Exercise data section start

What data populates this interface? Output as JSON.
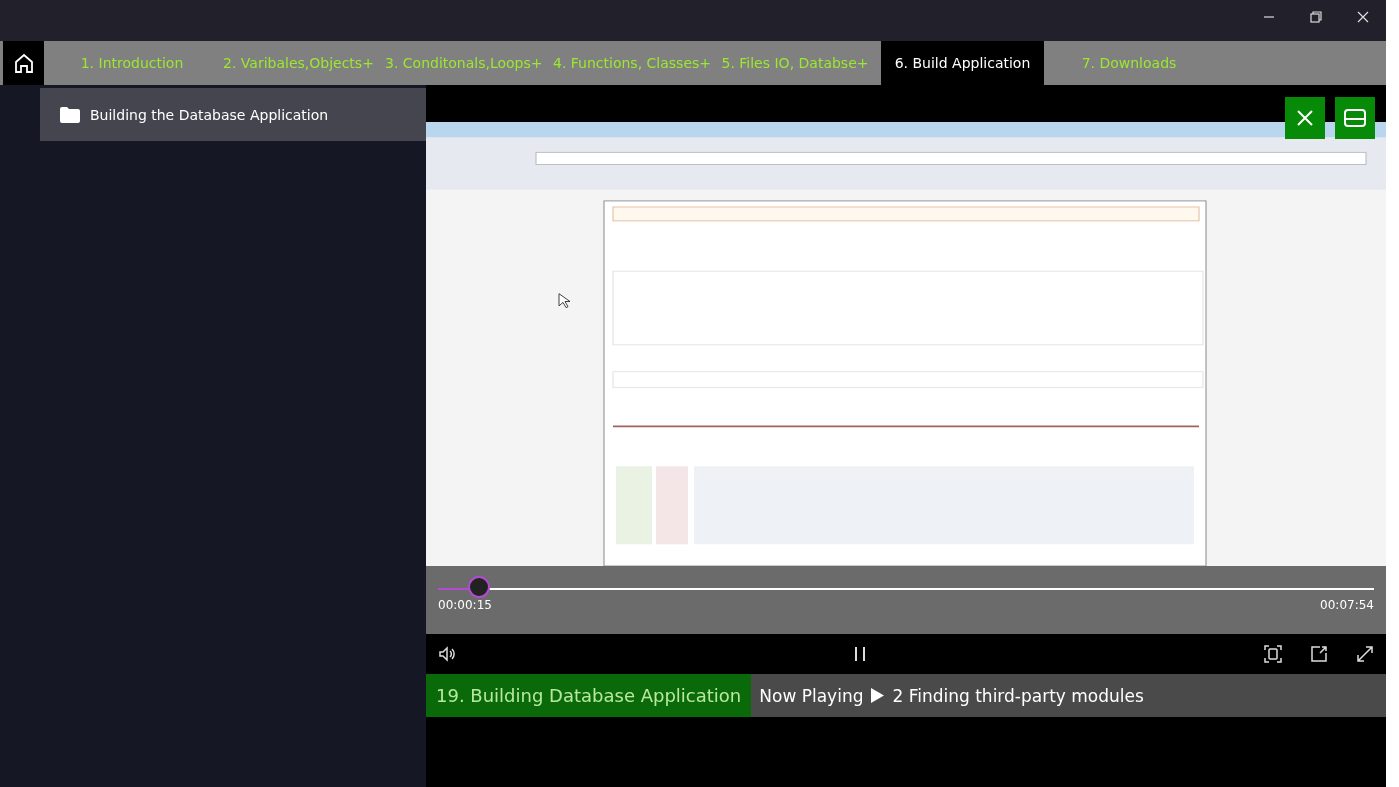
{
  "tabs": [
    {
      "label": "1. Introduction",
      "selected": false
    },
    {
      "label": "2. Varibales,Objects+",
      "selected": false
    },
    {
      "label": "3. Conditonals,Loops+",
      "selected": false
    },
    {
      "label": "4. Functions, Classes+",
      "selected": false
    },
    {
      "label": "5. Files IO, Databse+",
      "selected": false
    },
    {
      "label": "6. Build Application",
      "selected": true
    },
    {
      "label": "7. Downloads",
      "selected": false
    }
  ],
  "sidebar": {
    "items": [
      {
        "label": "Building the Database Application",
        "selected": true
      }
    ]
  },
  "player": {
    "progress": {
      "level": 0.044,
      "elapsed": "00:00:15",
      "duration": "00:07:54"
    }
  },
  "now_playing": {
    "chapter": "19. Building Database Application",
    "label": "Now Playing",
    "title": "2 Finding third-party modules"
  }
}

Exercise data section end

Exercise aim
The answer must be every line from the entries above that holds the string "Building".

Response to this exercise
        "label": "Building the Database Application",
    "chapter": "19. Building Database Application",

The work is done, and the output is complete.